TRY IT:
Repeat the records below exactly.

##### DATA SUPPLIED #####

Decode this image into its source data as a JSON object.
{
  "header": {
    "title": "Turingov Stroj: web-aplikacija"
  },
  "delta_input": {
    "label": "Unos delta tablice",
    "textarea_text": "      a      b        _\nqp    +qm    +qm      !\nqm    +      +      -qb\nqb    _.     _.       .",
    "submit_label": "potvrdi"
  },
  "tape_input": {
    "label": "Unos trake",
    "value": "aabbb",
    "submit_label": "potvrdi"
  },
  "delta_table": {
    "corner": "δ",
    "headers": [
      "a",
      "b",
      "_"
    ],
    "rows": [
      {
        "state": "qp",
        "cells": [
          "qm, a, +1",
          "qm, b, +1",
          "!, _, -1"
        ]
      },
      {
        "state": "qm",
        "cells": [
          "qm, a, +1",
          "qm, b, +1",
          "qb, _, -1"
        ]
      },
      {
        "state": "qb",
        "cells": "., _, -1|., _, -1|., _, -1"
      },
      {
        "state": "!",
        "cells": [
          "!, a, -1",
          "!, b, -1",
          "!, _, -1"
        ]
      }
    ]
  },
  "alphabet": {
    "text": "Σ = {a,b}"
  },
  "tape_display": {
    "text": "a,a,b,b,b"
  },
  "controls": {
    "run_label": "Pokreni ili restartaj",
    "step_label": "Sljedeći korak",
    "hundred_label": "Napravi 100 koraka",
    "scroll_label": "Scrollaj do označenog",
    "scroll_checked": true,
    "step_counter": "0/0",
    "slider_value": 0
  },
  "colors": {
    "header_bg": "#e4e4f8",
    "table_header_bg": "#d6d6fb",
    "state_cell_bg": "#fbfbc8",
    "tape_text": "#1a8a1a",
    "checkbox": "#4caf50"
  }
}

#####

WRITTEN SOLUTION:
Decode this image into its source data as a JSON object.
{
  "header": {
    "title": "Turingov Stroj: web-aplikacija"
  },
  "delta_input": {
    "label": "Unos delta tablice",
    "textarea_text": "      a      b        _\nqp    +qm    +qm      !\nqm    +      +      -qb\nqb    _.     _.       .",
    "submit_label": "potvrdi"
  },
  "tape_input": {
    "label": "Unos trake",
    "value": "aabbb",
    "submit_label": "potvrdi"
  },
  "delta_table": {
    "corner": "δ",
    "headers": [
      "a",
      "b",
      "_"
    ],
    "rows": [
      {
        "state": "qp",
        "cells": [
          "qm, a, +1",
          "qm, b, +1",
          "!, _, -1"
        ]
      },
      {
        "state": "qm",
        "cells": [
          "qm, a, +1",
          "qm, b, +1",
          "qb, _, -1"
        ]
      },
      {
        "state": "qb",
        "cells": "., _, -1|., _, -1|., _, -1"
      },
      {
        "state": "!",
        "cells": [
          "!, a, -1",
          "!, b, -1",
          "!, _, -1"
        ]
      }
    ]
  },
  "alphabet": {
    "text": "Σ = {a,b}"
  },
  "tape_display": {
    "text": "a,a,b,b,b"
  },
  "controls": {
    "run_label": "Pokreni ili restartaj",
    "step_label": "Sljedeći korak",
    "hundred_label": "Napravi 100 koraka",
    "scroll_label": "Scrollaj do označenog",
    "scroll_checked": true,
    "step_counter": "0/0",
    "slider_value": 0
  },
  "colors": {
    "header_bg": "#e4e4f8",
    "table_header_bg": "#d6d6fb",
    "state_cell_bg": "#fbfbc8",
    "tape_text": "#1a8a1a",
    "checkbox": "#4caf50"
  }
}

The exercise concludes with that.